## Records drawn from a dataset
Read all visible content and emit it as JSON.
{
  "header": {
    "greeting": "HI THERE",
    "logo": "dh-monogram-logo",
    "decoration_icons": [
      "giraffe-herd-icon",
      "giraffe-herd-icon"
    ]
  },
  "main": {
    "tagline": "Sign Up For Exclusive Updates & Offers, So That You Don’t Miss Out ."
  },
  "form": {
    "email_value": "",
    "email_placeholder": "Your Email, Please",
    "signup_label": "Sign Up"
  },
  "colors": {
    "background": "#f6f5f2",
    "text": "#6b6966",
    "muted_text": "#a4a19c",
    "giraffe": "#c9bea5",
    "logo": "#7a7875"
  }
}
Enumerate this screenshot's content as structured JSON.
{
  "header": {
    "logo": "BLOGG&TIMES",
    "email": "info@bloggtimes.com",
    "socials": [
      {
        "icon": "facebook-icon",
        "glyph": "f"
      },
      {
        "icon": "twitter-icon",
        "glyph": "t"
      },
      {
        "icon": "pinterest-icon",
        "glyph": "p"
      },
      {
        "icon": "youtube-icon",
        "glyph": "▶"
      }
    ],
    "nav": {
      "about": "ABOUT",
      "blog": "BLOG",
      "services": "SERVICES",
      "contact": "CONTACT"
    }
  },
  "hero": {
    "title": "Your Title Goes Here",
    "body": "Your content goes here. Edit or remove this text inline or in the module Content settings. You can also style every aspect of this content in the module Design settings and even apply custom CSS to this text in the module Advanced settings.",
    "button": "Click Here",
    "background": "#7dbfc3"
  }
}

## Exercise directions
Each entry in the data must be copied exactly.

## The answer
Read all visible content and emit it as JSON.
{
  "header": {
    "greeting": "HI THERE",
    "logo": "dh-monogram-logo",
    "decoration_icons": [
      "giraffe-herd-icon",
      "giraffe-herd-icon"
    ]
  },
  "main": {
    "tagline": "Sign Up For Exclusive Updates & Offers, So That You Don’t Miss Out ."
  },
  "form": {
    "email_value": "",
    "email_placeholder": "Your Email, Please",
    "signup_label": "Sign Up"
  },
  "colors": {
    "background": "#f6f5f2",
    "text": "#6b6966",
    "muted_text": "#a4a19c",
    "giraffe": "#c9bea5",
    "logo": "#7a7875"
  }
}
Enumerate this screenshot's content as structured JSON.
{
  "header": {
    "logo": "BLOGG&TIMES",
    "email": "info@bloggtimes.com",
    "socials": [
      {
        "icon": "facebook-icon",
        "glyph": "f"
      },
      {
        "icon": "twitter-icon",
        "glyph": "t"
      },
      {
        "icon": "pinterest-icon",
        "glyph": "p"
      },
      {
        "icon": "youtube-icon",
        "glyph": "▶"
      }
    ],
    "nav": {
      "about": "ABOUT",
      "blog": "BLOG",
      "services": "SERVICES",
      "contact": "CONTACT"
    }
  },
  "hero": {
    "title": "Your Title Goes Here",
    "body": "Your content goes here. Edit or remove this text inline or in the module Content settings. You can also style every aspect of this content in the module Design settings and even apply custom CSS to this text in the module Advanced settings.",
    "button": "Click Here",
    "background": "#7dbfc3"
  }
}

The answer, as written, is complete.